For more information about the mounted search and rescue team, contact Steve de Lyra at or (706) 265-8182.
Canine companions have long been used in search and rescue missions, and now a handful of Dawson County residents are putting their equine companions to work saving lives.

Steve de Lyra and retired Marine Col. Bob Eikenberry are fusing their love for horses with community service to initiate a mounted search and rescue team.

The team has nine volunteers so far, and seeks to train riders and horses to comb the mountainous terrain of Dawson searching for missing people.

“People don’t always realize what a tremendous asset the horse can be,” Eikenberry said. “The horse will see and hear things we wouldn’t as a person.

“And horses have been trained to track by scent. Now you get to ride the bloodhound, which is a lot better.”

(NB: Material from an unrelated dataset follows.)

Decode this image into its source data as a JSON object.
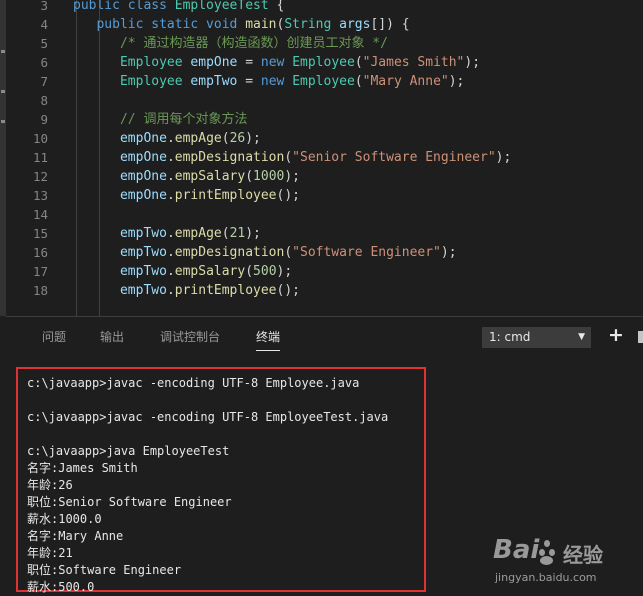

Eikenberry said he and de Lyra are Community Emergency Response Team volunteers and will use the program as the foundation for the mounted team.

Volunteer training on land navigation starts in January.

Those interested in the mounted search and rescue program need not own a horse, Eikenberry said. But to be a searching rider, one must have access to a horse and a trailer to transport the horse quickly.

He said there are also organizational roles for those without access to horses.

“You never have enough people if you’re searching large areas,” he said. “... We realized that the county just can’t have the assets on hand ready to go to do this type of work.”

Tim Satterfield, deputy chief of Dawson County Emergency Services, welcomes the mounted unit, noting it will be a great resource.

There are many areas of the county where hikers and horses venture but cars cannot, Satterfield said.

The county’s many trails, lakes and rivers combined with rapidly falling overnight temperatures can mean dire endings for lost people.

“That’s the reason we need to get out there in a hurry,” Satterfield said. “We don’t need to wait around for someone else from another county.”

He said in 2008, the emergency services department searched for nine people, several of whom were children. A DeKalb County search team was brought in to help search for one of the missing youth, he said.

Eikenberry said the unit also aims to help horse owners recover lost horses.

De Lyra said he hopes the mounted team will help save lives while giving riders a chance to do what they do best.

“It’s a sense of wanting to give something back and a sense of doing service, plus I like to ride,” he said. “This is serious training that we’re doing, but we want to have fun while we’re doing it.”